Coronavirus disease 2019 (COVID-19) is likely to have long-term mental health effects on individuals who have recovered from COVID-19. Rightly, there is a global response for recognition and planning on how to deal with mental health problems for everyone impacted by the global pandemic. This does not just include COVID-19 patients but the general public and health care workers as well. There is also a need to understand the role of the virus itself in the pathophysiology of mental health disorders and longer-term mental health sequelae. Emerging evidence suggests that COVID-19 patients develop neurological symptoms such as headache, altered consciousness, and paraesthesia. Brain tissue oedema and partial neurodegeneration have also been observed in an autopsy. In addition, there are reports that the virus has the potential to cause nervous system damage. Together, these findings point to a possible role of the virus in the development of acute psychiatric symptoms and long- term neuropsychiatric sequelae of COVID-19. The brain pathologies associated with COVID-19 infection is likely to have a long-term impact on cognitive processes. Evidence from other viral respiratory infections, such as SARS, suggests a potential development of psychiatric disorders, long-term neuropsychiatric disorders, and cognitive problems. In this paper, we will review and evaluate the available evidence of acute and possible long-term neuropsychiatric manifestations of COVID-19. We will discuss possible pathophysiological mechanisms and the implications this will have on preparing a long-term strategy to monitor and manage such patients.

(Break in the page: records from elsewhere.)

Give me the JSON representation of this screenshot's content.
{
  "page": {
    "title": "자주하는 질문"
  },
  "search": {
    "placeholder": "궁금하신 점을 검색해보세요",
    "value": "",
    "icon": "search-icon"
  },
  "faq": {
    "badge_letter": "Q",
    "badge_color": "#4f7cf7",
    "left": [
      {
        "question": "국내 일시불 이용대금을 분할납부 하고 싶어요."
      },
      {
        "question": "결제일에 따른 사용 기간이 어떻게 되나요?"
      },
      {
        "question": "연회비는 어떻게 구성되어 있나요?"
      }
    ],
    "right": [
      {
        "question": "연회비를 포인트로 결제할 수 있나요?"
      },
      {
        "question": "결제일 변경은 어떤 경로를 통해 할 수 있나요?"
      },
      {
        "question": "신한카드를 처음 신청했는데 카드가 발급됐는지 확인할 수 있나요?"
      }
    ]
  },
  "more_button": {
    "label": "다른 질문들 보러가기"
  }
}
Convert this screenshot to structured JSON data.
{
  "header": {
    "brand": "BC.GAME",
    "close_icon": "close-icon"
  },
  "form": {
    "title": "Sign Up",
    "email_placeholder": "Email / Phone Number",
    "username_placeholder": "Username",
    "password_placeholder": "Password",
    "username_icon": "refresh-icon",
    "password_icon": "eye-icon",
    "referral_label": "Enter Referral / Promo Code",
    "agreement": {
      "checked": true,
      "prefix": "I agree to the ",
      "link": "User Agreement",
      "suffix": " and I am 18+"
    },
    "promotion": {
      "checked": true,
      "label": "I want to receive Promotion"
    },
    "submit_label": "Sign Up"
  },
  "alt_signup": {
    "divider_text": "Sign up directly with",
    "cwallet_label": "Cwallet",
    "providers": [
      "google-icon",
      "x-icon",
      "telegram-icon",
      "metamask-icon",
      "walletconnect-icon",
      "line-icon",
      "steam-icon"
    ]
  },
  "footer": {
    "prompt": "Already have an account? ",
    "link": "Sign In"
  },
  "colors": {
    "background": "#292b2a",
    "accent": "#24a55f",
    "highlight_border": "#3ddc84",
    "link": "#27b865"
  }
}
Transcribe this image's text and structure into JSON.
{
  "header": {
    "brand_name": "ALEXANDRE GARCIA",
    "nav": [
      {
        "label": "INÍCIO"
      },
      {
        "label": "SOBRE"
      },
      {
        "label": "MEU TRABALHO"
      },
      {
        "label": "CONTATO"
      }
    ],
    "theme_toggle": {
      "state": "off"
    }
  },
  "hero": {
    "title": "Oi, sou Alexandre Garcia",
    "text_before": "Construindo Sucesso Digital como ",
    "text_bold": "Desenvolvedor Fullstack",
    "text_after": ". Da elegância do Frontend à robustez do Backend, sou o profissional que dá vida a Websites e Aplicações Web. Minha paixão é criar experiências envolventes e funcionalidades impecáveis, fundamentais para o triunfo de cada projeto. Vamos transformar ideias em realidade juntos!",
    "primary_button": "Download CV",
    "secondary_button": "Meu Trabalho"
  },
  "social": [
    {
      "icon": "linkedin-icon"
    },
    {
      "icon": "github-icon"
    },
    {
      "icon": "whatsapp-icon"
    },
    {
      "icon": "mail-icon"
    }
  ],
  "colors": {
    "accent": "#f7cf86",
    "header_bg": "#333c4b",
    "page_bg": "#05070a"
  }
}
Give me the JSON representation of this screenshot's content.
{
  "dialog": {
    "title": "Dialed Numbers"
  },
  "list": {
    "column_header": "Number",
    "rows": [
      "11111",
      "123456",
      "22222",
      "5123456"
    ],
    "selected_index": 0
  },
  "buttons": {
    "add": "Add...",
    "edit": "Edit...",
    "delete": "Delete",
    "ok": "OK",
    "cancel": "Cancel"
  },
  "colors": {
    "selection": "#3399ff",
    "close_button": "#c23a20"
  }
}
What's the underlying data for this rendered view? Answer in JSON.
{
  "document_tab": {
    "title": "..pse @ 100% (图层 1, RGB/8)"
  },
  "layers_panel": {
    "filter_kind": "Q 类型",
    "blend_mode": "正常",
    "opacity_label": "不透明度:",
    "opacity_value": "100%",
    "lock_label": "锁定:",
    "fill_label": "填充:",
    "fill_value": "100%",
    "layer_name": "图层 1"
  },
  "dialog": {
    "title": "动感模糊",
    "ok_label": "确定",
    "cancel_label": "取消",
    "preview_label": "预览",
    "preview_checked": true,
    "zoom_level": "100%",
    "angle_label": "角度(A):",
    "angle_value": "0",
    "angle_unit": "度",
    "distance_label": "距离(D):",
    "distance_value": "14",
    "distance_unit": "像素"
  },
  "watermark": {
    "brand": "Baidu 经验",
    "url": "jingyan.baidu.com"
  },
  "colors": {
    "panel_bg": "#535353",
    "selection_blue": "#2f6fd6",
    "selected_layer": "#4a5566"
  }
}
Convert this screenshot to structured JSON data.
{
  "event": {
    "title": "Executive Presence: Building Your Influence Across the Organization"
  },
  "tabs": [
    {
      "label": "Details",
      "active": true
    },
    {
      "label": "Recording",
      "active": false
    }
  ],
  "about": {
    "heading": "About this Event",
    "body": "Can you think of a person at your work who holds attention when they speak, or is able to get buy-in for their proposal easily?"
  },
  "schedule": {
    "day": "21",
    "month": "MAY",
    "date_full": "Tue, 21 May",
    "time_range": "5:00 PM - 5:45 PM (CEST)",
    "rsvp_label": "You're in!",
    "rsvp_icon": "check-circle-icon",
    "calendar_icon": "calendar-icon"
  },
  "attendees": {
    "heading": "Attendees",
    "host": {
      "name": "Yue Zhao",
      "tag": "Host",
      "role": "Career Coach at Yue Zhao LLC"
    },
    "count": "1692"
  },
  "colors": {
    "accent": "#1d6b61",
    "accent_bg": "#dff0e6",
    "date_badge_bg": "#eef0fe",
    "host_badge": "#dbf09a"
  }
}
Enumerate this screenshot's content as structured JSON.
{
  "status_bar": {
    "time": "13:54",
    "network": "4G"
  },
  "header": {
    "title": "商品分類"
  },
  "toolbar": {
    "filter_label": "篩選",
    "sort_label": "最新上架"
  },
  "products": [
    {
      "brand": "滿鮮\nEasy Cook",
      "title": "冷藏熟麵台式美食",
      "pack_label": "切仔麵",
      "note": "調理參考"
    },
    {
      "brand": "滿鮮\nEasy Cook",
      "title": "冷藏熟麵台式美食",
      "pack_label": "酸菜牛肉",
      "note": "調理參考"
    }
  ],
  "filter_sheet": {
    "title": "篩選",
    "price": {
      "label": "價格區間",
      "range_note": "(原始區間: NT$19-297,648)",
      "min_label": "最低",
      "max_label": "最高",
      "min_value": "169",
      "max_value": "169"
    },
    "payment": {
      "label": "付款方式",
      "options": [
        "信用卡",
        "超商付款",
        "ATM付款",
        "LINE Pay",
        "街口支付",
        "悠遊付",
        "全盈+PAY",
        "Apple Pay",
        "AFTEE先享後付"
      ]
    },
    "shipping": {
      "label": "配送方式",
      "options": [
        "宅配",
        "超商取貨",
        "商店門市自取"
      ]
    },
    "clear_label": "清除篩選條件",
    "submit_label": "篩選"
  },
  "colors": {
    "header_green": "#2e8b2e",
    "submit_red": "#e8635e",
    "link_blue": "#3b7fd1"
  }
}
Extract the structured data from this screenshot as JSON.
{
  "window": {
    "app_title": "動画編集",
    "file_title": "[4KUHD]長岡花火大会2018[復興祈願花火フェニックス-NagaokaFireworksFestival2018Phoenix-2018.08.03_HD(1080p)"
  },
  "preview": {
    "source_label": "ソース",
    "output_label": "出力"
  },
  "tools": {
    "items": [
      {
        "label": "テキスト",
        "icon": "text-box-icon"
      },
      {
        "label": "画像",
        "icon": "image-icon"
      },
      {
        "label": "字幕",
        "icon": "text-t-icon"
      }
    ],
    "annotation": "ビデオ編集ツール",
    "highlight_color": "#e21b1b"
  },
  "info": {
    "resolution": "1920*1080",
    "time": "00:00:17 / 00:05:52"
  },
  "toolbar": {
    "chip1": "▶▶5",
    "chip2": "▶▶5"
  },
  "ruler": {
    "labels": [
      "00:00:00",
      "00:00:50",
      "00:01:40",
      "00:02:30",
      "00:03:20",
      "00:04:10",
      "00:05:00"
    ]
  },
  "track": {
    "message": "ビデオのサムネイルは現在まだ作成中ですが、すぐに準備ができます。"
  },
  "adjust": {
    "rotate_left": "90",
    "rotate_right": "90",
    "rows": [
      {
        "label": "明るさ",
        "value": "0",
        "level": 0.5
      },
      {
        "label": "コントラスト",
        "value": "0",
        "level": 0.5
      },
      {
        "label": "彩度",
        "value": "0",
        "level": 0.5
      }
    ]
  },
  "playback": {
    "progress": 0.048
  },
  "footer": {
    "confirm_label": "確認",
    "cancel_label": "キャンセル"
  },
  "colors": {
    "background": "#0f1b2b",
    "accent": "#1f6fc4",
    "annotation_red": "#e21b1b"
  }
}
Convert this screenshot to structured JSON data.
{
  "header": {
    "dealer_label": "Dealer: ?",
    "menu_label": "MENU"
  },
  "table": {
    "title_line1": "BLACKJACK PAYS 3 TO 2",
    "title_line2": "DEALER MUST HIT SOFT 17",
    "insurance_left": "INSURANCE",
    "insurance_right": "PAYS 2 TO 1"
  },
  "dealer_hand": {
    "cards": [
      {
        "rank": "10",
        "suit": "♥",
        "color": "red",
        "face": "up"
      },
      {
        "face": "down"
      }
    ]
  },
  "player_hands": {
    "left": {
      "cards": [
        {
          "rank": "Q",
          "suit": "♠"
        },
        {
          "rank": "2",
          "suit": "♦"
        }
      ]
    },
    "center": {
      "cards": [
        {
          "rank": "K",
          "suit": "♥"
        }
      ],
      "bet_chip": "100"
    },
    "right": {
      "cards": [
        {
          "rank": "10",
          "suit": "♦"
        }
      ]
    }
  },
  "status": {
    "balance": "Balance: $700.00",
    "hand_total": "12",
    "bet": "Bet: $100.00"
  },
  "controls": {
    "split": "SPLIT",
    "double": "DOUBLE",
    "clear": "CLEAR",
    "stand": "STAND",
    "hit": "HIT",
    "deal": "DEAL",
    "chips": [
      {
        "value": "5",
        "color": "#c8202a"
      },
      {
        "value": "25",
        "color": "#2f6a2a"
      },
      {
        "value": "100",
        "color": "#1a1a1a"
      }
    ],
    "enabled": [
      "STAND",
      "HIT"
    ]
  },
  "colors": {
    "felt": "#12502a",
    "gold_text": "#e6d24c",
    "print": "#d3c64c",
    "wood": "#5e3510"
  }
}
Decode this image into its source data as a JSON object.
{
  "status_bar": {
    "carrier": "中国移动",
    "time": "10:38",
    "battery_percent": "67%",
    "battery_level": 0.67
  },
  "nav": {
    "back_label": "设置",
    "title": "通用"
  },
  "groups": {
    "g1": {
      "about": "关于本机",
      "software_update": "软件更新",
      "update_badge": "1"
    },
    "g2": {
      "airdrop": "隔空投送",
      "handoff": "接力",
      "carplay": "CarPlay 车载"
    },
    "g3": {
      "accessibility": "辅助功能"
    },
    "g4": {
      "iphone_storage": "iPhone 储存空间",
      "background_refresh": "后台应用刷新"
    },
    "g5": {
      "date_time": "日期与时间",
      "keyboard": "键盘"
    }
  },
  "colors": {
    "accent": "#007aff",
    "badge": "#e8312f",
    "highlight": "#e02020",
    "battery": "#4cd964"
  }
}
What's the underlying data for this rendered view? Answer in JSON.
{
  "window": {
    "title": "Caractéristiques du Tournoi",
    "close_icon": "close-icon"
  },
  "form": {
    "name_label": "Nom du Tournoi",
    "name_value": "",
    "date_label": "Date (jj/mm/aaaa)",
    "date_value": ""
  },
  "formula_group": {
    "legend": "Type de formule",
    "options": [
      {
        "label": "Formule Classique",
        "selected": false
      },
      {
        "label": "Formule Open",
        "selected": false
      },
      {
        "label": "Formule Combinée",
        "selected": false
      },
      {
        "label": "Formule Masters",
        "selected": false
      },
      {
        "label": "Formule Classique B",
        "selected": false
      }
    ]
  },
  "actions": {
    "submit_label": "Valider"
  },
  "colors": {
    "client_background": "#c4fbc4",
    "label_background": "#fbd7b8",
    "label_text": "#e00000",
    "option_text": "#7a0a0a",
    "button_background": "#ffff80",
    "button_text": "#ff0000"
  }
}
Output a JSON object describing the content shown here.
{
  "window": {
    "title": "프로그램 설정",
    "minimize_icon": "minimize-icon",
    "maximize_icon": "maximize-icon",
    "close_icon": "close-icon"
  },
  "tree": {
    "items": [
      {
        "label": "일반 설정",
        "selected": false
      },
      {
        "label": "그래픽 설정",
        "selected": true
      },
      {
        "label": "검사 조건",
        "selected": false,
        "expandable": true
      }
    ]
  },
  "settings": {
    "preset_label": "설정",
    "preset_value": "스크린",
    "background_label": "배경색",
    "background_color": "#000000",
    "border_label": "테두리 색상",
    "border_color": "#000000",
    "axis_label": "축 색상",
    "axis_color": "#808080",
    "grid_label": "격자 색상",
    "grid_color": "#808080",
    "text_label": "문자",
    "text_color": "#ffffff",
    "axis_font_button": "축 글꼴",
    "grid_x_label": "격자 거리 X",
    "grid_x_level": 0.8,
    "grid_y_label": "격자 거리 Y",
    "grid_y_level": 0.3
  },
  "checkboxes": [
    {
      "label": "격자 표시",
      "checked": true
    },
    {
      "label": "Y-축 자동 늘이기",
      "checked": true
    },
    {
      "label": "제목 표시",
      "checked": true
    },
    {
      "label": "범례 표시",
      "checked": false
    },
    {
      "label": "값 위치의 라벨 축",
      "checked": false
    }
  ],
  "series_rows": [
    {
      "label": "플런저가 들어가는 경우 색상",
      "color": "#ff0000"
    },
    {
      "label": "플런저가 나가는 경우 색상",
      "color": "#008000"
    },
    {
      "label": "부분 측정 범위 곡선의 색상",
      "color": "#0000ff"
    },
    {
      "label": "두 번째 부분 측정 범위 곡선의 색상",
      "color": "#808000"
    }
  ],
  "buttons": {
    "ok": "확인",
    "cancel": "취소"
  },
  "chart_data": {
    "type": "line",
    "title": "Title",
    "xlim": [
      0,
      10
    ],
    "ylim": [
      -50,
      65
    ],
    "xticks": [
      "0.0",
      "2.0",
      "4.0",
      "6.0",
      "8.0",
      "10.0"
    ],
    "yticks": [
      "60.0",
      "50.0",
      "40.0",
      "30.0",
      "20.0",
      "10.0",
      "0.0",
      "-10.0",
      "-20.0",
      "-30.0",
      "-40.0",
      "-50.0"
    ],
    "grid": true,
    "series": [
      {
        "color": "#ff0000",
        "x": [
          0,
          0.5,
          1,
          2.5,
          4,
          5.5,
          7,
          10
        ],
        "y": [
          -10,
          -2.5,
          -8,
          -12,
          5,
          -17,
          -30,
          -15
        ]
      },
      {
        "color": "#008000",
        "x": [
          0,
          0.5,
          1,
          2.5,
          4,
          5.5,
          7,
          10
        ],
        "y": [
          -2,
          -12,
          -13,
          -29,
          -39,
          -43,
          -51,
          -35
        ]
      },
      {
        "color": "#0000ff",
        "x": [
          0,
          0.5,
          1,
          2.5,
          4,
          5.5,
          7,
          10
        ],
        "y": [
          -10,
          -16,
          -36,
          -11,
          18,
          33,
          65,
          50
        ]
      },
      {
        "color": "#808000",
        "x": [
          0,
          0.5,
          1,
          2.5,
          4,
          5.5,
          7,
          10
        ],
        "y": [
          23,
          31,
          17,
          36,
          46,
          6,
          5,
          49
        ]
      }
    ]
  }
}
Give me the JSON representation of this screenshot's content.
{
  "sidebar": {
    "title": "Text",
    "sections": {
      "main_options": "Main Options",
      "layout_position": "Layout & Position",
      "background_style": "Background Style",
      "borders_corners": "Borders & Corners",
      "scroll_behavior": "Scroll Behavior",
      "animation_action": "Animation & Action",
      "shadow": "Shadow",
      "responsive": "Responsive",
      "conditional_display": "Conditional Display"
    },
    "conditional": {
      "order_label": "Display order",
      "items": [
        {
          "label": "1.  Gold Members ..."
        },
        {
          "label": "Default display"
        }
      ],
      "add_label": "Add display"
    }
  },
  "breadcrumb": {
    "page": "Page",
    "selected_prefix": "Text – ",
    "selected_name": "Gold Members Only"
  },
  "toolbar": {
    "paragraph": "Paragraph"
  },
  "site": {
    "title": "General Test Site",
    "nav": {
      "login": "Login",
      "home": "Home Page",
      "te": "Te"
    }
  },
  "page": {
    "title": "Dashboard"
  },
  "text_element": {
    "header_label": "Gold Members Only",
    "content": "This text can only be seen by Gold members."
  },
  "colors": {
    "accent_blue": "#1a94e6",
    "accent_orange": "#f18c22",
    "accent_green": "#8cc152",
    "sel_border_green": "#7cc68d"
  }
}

Kumar, SanjayVeldhuis, AlfredMalhotra, Tina
Department of Psychology, Health and Professional Development
Year of publication: 2021Date of RADAR deposit: 2021-02-09